[Records from a data collection]
****************************************

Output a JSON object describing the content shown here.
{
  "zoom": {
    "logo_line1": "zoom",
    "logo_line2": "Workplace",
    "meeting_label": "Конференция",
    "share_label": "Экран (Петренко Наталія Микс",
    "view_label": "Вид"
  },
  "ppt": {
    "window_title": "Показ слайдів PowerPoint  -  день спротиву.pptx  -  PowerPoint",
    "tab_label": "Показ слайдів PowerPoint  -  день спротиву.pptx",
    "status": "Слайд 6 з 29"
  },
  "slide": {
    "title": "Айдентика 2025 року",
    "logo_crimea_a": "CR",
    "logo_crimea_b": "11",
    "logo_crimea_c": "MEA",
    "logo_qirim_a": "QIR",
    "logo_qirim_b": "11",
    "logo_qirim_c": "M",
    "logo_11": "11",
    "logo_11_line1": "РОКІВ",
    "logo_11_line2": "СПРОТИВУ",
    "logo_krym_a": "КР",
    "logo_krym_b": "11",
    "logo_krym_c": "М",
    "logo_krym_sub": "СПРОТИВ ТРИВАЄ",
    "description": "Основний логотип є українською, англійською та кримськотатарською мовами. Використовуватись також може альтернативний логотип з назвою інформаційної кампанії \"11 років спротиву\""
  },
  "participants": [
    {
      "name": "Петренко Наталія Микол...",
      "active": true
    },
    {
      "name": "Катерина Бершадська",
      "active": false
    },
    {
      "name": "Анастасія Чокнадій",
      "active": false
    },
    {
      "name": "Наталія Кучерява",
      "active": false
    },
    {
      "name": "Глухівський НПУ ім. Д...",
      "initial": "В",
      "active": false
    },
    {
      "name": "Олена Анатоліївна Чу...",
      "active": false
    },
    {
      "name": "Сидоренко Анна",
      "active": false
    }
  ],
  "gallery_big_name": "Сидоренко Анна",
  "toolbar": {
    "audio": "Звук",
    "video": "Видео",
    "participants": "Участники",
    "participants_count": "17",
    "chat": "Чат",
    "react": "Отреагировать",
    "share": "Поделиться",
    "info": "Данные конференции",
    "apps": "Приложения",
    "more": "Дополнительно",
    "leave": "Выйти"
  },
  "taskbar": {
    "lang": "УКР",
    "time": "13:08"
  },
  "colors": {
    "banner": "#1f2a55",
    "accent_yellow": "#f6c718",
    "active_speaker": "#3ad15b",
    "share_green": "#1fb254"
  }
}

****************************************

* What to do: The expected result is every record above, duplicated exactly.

* Result below:
Output a JSON object describing the content shown here.
{
  "zoom": {
    "logo_line1": "zoom",
    "logo_line2": "Workplace",
    "meeting_label": "Конференция",
    "share_label": "Экран (Петренко Наталія Микс",
    "view_label": "Вид"
  },
  "ppt": {
    "window_title": "Показ слайдів PowerPoint  -  день спротиву.pptx  -  PowerPoint",
    "tab_label": "Показ слайдів PowerPoint  -  день спротиву.pptx",
    "status": "Слайд 6 з 29"
  },
  "slide": {
    "title": "Айдентика 2025 року",
    "logo_crimea_a": "CR",
    "logo_crimea_b": "11",
    "logo_crimea_c": "MEA",
    "logo_qirim_a": "QIR",
    "logo_qirim_b": "11",
    "logo_qirim_c": "M",
    "logo_11": "11",
    "logo_11_line1": "РОКІВ",
    "logo_11_line2": "СПРОТИВУ",
    "logo_krym_a": "КР",
    "logo_krym_b": "11",
    "logo_krym_c": "М",
    "logo_krym_sub": "СПРОТИВ ТРИВАЄ",
    "description": "Основний логотип є українською, англійською та кримськотатарською мовами. Використовуватись також може альтернативний логотип з назвою інформаційної кампанії \"11 років спротиву\""
  },
  "participants": [
    {
      "name": "Петренко Наталія Микол...",
      "active": true
    },
    {
      "name": "Катерина Бершадська",
      "active": false
    },
    {
      "name": "Анастасія Чокнадій",
      "active": false
    },
    {
      "name": "Наталія Кучерява",
      "active": false
    },
    {
      "name": "Глухівський НПУ ім. Д...",
      "initial": "В",
      "active": false
    },
    {
      "name": "Олена Анатоліївна Чу...",
      "active": false
    },
    {
      "name": "Сидоренко Анна",
      "active": false
    }
  ],
  "gallery_big_name": "Сидоренко Анна",
  "toolbar": {
    "audio": "Звук",
    "video": "Видео",
    "participants": "Участники",
    "participants_count": "17",
    "chat": "Чат",
    "react": "Отреагировать",
    "share": "Поделиться",
    "info": "Данные конференции",
    "apps": "Приложения",
    "more": "Дополнительно",
    "leave": "Выйти"
  },
  "taskbar": {
    "lang": "УКР",
    "time": "13:08"
  },
  "colors": {
    "banner": "#1f2a55",
    "accent_yellow": "#f6c718",
    "active_speaker": "#3ad15b",
    "share_green": "#1fb254"
  }
}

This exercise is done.